■ What you are asked to do
Leave out the images and repeat the listing below without a single change.

______

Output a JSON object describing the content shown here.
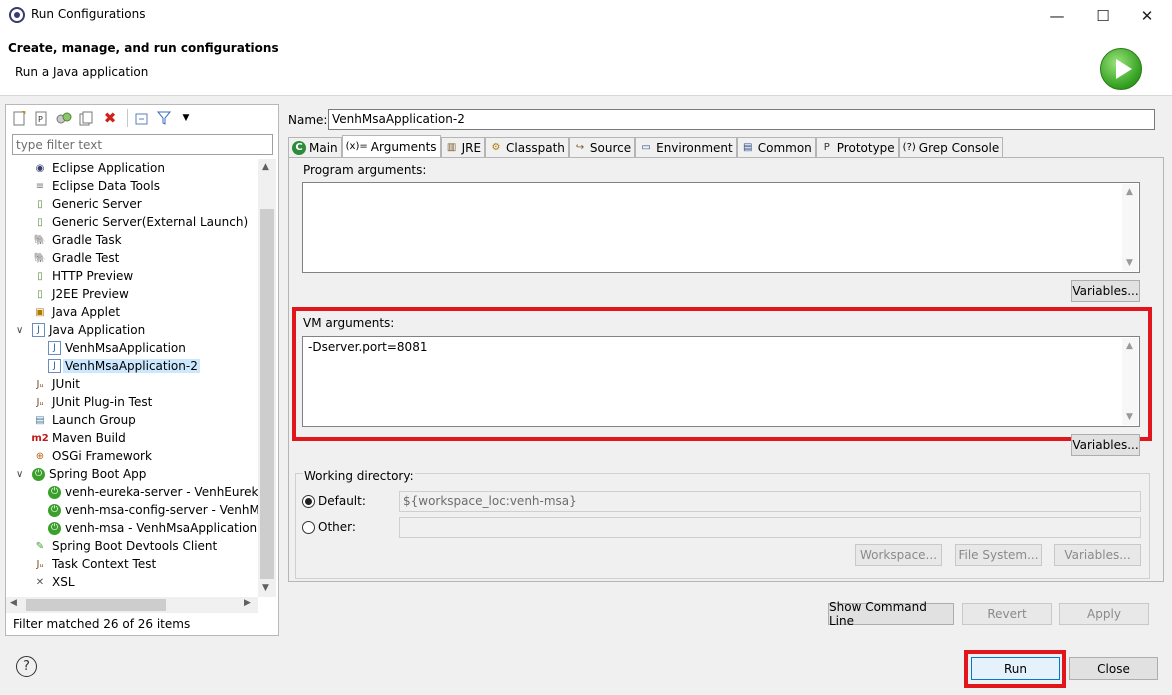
{
  "window": {
    "title": "Run Configurations",
    "minimize_glyph": "—",
    "maximize_glyph": "☐",
    "close_glyph": "✕"
  },
  "header": {
    "title": "Create, manage, and run configurations",
    "subtitle": "Run a Java application"
  },
  "left": {
    "filter_placeholder": "type filter text",
    "status": "Filter matched 26 of 26 items",
    "tree": [
      {
        "label": "Eclipse Application",
        "icon": "eclipse-icon",
        "level": 0
      },
      {
        "label": "Eclipse Data Tools",
        "icon": "database-icon",
        "level": 0
      },
      {
        "label": "Generic Server",
        "icon": "server-icon",
        "level": 0
      },
      {
        "label": "Generic Server(External Launch)",
        "icon": "server-icon",
        "level": 0
      },
      {
        "label": "Gradle Task",
        "icon": "gradle-icon",
        "level": 0
      },
      {
        "label": "Gradle Test",
        "icon": "gradle-icon",
        "level": 0
      },
      {
        "label": "HTTP Preview",
        "icon": "server-icon",
        "level": 0
      },
      {
        "label": "J2EE Preview",
        "icon": "server-icon",
        "level": 0
      },
      {
        "label": "Java Applet",
        "icon": "applet-icon",
        "level": 0
      },
      {
        "label": "Java Application",
        "icon": "java-app-icon",
        "level": 0,
        "expanded": true
      },
      {
        "label": "VenhMsaApplication",
        "icon": "java-app-icon",
        "level": 1
      },
      {
        "label": "VenhMsaApplication-2",
        "icon": "java-app-icon",
        "level": 1,
        "selected": true
      },
      {
        "label": "JUnit",
        "icon": "junit-icon",
        "level": 0
      },
      {
        "label": "JUnit Plug-in Test",
        "icon": "junit-plugin-icon",
        "level": 0
      },
      {
        "label": "Launch Group",
        "icon": "launch-group-icon",
        "level": 0
      },
      {
        "label": "Maven Build",
        "icon": "maven-icon",
        "level": 0
      },
      {
        "label": "OSGi Framework",
        "icon": "osgi-icon",
        "level": 0
      },
      {
        "label": "Spring Boot App",
        "icon": "spring-boot-icon",
        "level": 0,
        "expanded": true
      },
      {
        "label": "venh-eureka-server - VenhEurekaSe",
        "icon": "spring-boot-icon",
        "level": 1
      },
      {
        "label": "venh-msa-config-server - VenhMsa",
        "icon": "spring-boot-icon",
        "level": 1
      },
      {
        "label": "venh-msa - VenhMsaApplication",
        "icon": "spring-boot-icon",
        "level": 1
      },
      {
        "label": "Spring Boot Devtools Client",
        "icon": "spring-devtools-icon",
        "level": 0
      },
      {
        "label": "Task Context Test",
        "icon": "junit-icon",
        "level": 0
      },
      {
        "label": "XSL",
        "icon": "xsl-icon",
        "level": 0
      }
    ]
  },
  "right": {
    "name_label": "Name:",
    "name_value": "VenhMsaApplication-2",
    "tabs": [
      {
        "label": "Main",
        "icon": "main-tab-icon"
      },
      {
        "label": "Arguments",
        "icon": "arguments-tab-icon",
        "prefix": "(x)=",
        "active": true
      },
      {
        "label": "JRE",
        "icon": "jre-tab-icon"
      },
      {
        "label": "Classpath",
        "icon": "classpath-tab-icon"
      },
      {
        "label": "Source",
        "icon": "source-tab-icon"
      },
      {
        "label": "Environment",
        "icon": "environment-tab-icon"
      },
      {
        "label": "Common",
        "icon": "common-tab-icon"
      },
      {
        "label": "Prototype",
        "icon": "prototype-tab-icon"
      },
      {
        "label": "Grep Console",
        "icon": "grep-console-tab-icon",
        "prefix": "(?)"
      }
    ],
    "program_args_label": "Program arguments:",
    "program_args_value": "",
    "vm_args_label": "VM arguments:",
    "vm_args_value": "-Dserver.port=8081",
    "variables_label": "Variables...",
    "working_dir_label": "Working directory:",
    "default_label": "Default:",
    "default_value": "${workspace_loc:venh-msa}",
    "other_label": "Other:",
    "other_value": "",
    "workspace_btn": "Workspace...",
    "filesystem_btn": "File System...",
    "variables_btn2": "Variables...",
    "show_cmd_btn": "Show Command Line",
    "revert_btn": "Revert",
    "apply_btn": "Apply"
  },
  "bottom": {
    "help_glyph": "?",
    "run_btn": "Run",
    "close_btn": "Close"
  },
  "colors": {
    "highlight": "#e0161c",
    "selection": "#cce8ff"
  }
}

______

■ Exercise solution
Output a JSON object describing the content shown here.
{
  "window": {
    "title": "Run Configurations",
    "minimize_glyph": "—",
    "maximize_glyph": "☐",
    "close_glyph": "✕"
  },
  "header": {
    "title": "Create, manage, and run configurations",
    "subtitle": "Run a Java application"
  },
  "left": {
    "filter_placeholder": "type filter text",
    "status": "Filter matched 26 of 26 items",
    "tree": [
      {
        "label": "Eclipse Application",
        "icon": "eclipse-icon",
        "level": 0
      },
      {
        "label": "Eclipse Data Tools",
        "icon": "database-icon",
        "level": 0
      },
      {
        "label": "Generic Server",
        "icon": "server-icon",
        "level": 0
      },
      {
        "label": "Generic Server(External Launch)",
        "icon": "server-icon",
        "level": 0
      },
      {
        "label": "Gradle Task",
        "icon": "gradle-icon",
        "level": 0
      },
      {
        "label": "Gradle Test",
        "icon": "gradle-icon",
        "level": 0
      },
      {
        "label": "HTTP Preview",
        "icon": "server-icon",
        "level": 0
      },
      {
        "label": "J2EE Preview",
        "icon": "server-icon",
        "level": 0
      },
      {
        "label": "Java Applet",
        "icon": "applet-icon",
        "level": 0
      },
      {
        "label": "Java Application",
        "icon": "java-app-icon",
        "level": 0,
        "expanded": true
      },
      {
        "label": "VenhMsaApplication",
        "icon": "java-app-icon",
        "level": 1
      },
      {
        "label": "VenhMsaApplication-2",
        "icon": "java-app-icon",
        "level": 1,
        "selected": true
      },
      {
        "label": "JUnit",
        "icon": "junit-icon",
        "level": 0
      },
      {
        "label": "JUnit Plug-in Test",
        "icon": "junit-plugin-icon",
        "level": 0
      },
      {
        "label": "Launch Group",
        "icon": "launch-group-icon",
        "level": 0
      },
      {
        "label": "Maven Build",
        "icon": "maven-icon",
        "level": 0
      },
      {
        "label": "OSGi Framework",
        "icon": "osgi-icon",
        "level": 0
      },
      {
        "label": "Spring Boot App",
        "icon": "spring-boot-icon",
        "level": 0,
        "expanded": true
      },
      {
        "label": "venh-eureka-server - VenhEurekaSe",
        "icon": "spring-boot-icon",
        "level": 1
      },
      {
        "label": "venh-msa-config-server - VenhMsa",
        "icon": "spring-boot-icon",
        "level": 1
      },
      {
        "label": "venh-msa - VenhMsaApplication",
        "icon": "spring-boot-icon",
        "level": 1
      },
      {
        "label": "Spring Boot Devtools Client",
        "icon": "spring-devtools-icon",
        "level": 0
      },
      {
        "label": "Task Context Test",
        "icon": "junit-icon",
        "level": 0
      },
      {
        "label": "XSL",
        "icon": "xsl-icon",
        "level": 0
      }
    ]
  },
  "right": {
    "name_label": "Name:",
    "name_value": "VenhMsaApplication-2",
    "tabs": [
      {
        "label": "Main",
        "icon": "main-tab-icon"
      },
      {
        "label": "Arguments",
        "icon": "arguments-tab-icon",
        "prefix": "(x)=",
        "active": true
      },
      {
        "label": "JRE",
        "icon": "jre-tab-icon"
      },
      {
        "label": "Classpath",
        "icon": "classpath-tab-icon"
      },
      {
        "label": "Source",
        "icon": "source-tab-icon"
      },
      {
        "label": "Environment",
        "icon": "environment-tab-icon"
      },
      {
        "label": "Common",
        "icon": "common-tab-icon"
      },
      {
        "label": "Prototype",
        "icon": "prototype-tab-icon"
      },
      {
        "label": "Grep Console",
        "icon": "grep-console-tab-icon",
        "prefix": "(?)"
      }
    ],
    "program_args_label": "Program arguments:",
    "program_args_value": "",
    "vm_args_label": "VM arguments:",
    "vm_args_value": "-Dserver.port=8081",
    "variables_label": "Variables...",
    "working_dir_label": "Working directory:",
    "default_label": "Default:",
    "default_value": "${workspace_loc:venh-msa}",
    "other_label": "Other:",
    "other_value": "",
    "workspace_btn": "Workspace...",
    "filesystem_btn": "File System...",
    "variables_btn2": "Variables...",
    "show_cmd_btn": "Show Command Line",
    "revert_btn": "Revert",
    "apply_btn": "Apply"
  },
  "bottom": {
    "help_glyph": "?",
    "run_btn": "Run",
    "close_btn": "Close"
  },
  "colors": {
    "highlight": "#e0161c",
    "selection": "#cce8ff"
  }
}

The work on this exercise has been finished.